The performance of women at work also varies with their menstrual cycle, and this may affect not only the sufferer’s colleagues, who will be on the receiving end of her irritability or depression but also the employee to whom that effects may become visible as lateness or absenteeism. It is important, of course, to remember that ‘lower’ performance at one time implies ‘higher’ performance at another; it is this rise and fall rather than the level which needs to be taken into account.

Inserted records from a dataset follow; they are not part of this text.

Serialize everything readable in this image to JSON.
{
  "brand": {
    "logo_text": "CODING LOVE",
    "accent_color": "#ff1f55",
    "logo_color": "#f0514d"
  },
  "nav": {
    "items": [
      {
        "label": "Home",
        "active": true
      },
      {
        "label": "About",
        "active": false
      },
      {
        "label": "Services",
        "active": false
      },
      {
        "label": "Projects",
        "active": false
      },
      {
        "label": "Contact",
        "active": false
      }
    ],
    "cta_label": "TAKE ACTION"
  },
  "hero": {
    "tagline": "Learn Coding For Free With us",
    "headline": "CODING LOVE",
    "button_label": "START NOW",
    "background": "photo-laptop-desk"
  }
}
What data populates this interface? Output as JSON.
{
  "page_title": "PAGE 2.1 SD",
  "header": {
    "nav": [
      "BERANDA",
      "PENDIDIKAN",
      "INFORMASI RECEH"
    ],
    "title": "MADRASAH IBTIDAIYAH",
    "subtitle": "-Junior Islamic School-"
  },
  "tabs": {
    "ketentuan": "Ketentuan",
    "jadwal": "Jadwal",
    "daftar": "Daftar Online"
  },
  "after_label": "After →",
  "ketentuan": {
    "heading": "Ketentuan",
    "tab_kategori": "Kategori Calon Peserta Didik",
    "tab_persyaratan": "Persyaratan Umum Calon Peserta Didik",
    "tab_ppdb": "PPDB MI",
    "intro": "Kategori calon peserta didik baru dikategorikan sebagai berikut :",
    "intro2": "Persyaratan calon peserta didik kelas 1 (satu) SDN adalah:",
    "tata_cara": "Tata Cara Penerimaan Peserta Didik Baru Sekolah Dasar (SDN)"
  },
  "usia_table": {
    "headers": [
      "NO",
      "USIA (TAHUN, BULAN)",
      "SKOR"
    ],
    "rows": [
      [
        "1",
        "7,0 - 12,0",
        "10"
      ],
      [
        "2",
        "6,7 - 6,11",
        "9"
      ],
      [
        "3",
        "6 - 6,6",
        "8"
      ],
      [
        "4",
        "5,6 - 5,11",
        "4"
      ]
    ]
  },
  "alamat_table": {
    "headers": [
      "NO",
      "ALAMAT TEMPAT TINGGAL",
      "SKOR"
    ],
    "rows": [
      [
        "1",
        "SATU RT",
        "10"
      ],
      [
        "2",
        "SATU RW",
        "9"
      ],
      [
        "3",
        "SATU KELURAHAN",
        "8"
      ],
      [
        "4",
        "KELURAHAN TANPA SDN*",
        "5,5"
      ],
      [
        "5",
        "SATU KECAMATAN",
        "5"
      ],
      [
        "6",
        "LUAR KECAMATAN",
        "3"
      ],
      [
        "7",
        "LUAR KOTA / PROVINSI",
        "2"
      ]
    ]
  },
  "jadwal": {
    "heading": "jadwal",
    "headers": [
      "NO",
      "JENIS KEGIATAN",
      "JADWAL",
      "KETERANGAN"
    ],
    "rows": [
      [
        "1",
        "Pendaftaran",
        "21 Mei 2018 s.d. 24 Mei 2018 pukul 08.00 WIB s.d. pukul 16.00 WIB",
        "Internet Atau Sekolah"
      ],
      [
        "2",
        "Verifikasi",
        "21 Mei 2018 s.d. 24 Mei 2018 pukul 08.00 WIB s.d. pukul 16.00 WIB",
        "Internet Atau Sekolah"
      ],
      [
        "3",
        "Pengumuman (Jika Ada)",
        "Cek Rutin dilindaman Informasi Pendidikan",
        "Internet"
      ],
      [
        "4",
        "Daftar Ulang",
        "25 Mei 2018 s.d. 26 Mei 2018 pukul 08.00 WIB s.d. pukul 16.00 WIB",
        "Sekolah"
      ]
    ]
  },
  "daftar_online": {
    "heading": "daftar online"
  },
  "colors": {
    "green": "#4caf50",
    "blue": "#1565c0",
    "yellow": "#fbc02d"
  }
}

None of us lives in complete isolation from other people, no woman, regardless of her role in society, can escape her femaleness’. A wife is one-half of a marriage; a mother is usually the linchpin of the whole family. At work, business executives depend on their workers and vice versa, patients depend on doctors and nurses, and customers depend on sales staff. If a woman is one of the unfortunate minorities whose life becomes a misery for several days each month, the consequences are faced by other people. It is for this reason that the phenomenon of the menstrual cycle needs to be understood not only by girls and women but by boys and men as well.